Their legislation was introduced on its own, but became part of Democratic President Joe Biden’s $1 trillion bill, approved by Congress in November 2021, to rebuild highways, bridges and other infrastructure. It also included money for Maryland to repair and replace bridges, improve transit and water infrastructure, and replace a 4-mile section of Amtrak’s Northeast Corridor, including the milelong, 19th-century Baltimore & Potomac Tunnel near Penn Station.
The “Highway to Nowhere” site could ultimately become a park or development of some sort.
The planning grant is a “critical first step toward addressing this historical injustice,” Van Hollen said Tuesday.
[ Baltimore seeks a federal grant to kick-start demolition of ‘Highway to Nowhere’ expressway ]
Additional funding could come from private investors, the federal government, the city or the state. The funding sources will depend on what shape the development takes, Cardin said.
Democratic Gov. Wes Moore was quoted in the release expressing his commitment to the redevelopment.

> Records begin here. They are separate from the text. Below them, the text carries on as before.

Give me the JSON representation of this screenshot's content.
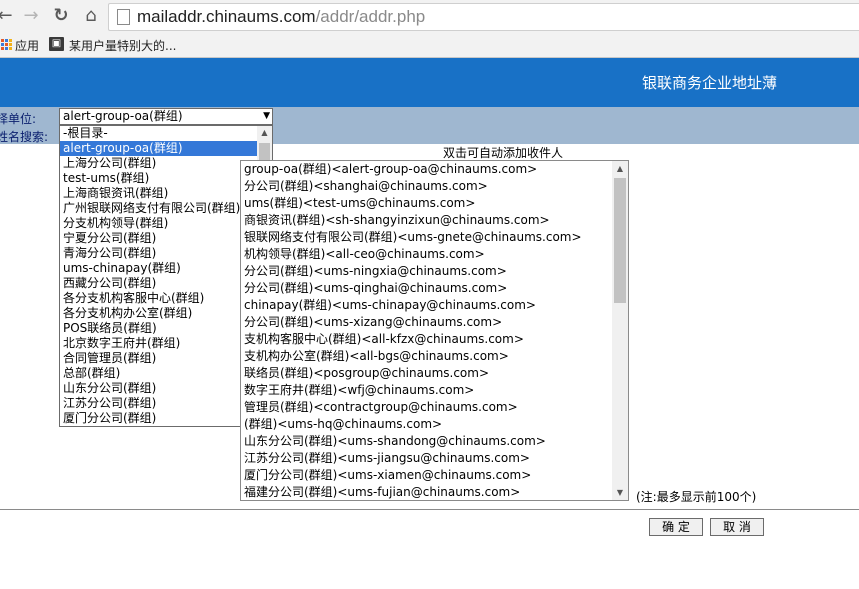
{
  "browser": {
    "url_host": "mailaddr.chinaums.com",
    "url_path": "/addr/addr.php",
    "bookmarks": {
      "apps_label": "应用",
      "bookmark_1": "某用户量特别大的..."
    }
  },
  "header": {
    "title": "银联商务企业地址薄"
  },
  "filters": {
    "unit_label": "择单位:",
    "search_label": "姓名搜索:",
    "unit_selected": "alert-group-oa(群组)"
  },
  "unit_options": [
    "-根目录-",
    "alert-group-oa(群组)",
    "上海分公司(群组)",
    "test-ums(群组)",
    "上海商银资讯(群组)",
    "广州银联网络支付有限公司(群组)",
    "分支机构领导(群组)",
    "宁夏分公司(群组)",
    "青海分公司(群组)",
    "ums-chinapay(群组)",
    "西藏分公司(群组)",
    "各分支机构客服中心(群组)",
    "各分支机构办公室(群组)",
    "POS联络员(群组)",
    "北京数字王府井(群组)",
    "合同管理员(群组)",
    "总部(群组)",
    "山东分公司(群组)",
    "江苏分公司(群组)",
    "厦门分公司(群组)"
  ],
  "recipients": {
    "hint": "双击可自动添加收件人",
    "items": [
      "group-oa(群组)<alert-group-oa@chinaums.com>",
      "分公司(群组)<shanghai@chinaums.com>",
      "ums(群组)<test-ums@chinaums.com>",
      "商银资讯(群组)<sh-shangyinzixun@chinaums.com>",
      "银联网络支付有限公司(群组)<ums-gnete@chinaums.com>",
      "机构领导(群组)<all-ceo@chinaums.com>",
      "分公司(群组)<ums-ningxia@chinaums.com>",
      "分公司(群组)<ums-qinghai@chinaums.com>",
      "chinapay(群组)<ums-chinapay@chinaums.com>",
      "分公司(群组)<ums-xizang@chinaums.com>",
      "支机构客服中心(群组)<all-kfzx@chinaums.com>",
      "支机构办公室(群组)<all-bgs@chinaums.com>",
      "联络员(群组)<posgroup@chinaums.com>",
      "数字王府井(群组)<wfj@chinaums.com>",
      "管理员(群组)<contractgroup@chinaums.com>",
      "(群组)<ums-hq@chinaums.com>",
      "山东分公司(群组)<ums-shandong@chinaums.com>",
      "江苏分公司(群组)<ums-jiangsu@chinaums.com>",
      "厦门分公司(群组)<ums-xiamen@chinaums.com>",
      "福建分公司(群组)<ums-fujian@chinaums.com>"
    ],
    "note": "(注:最多显示前100个)"
  },
  "buttons": {
    "ok": "确 定",
    "cancel": "取 消"
  },
  "icons": {
    "back": "back-arrow-icon",
    "forward": "forward-arrow-icon",
    "reload": "reload-icon",
    "home": "home-icon",
    "page": "page-icon",
    "apps": "apps-grid-icon"
  },
  "colors": {
    "banner": "#1871c6",
    "filter_area": "#9fb7d0",
    "selection": "#3478d8"
  }
}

Scott said the city “can finally begin to heal from the devastating impact of the callous and discriminatory highway project that separated communities, displaced families, and shuttered small businesses over 50 years ago.”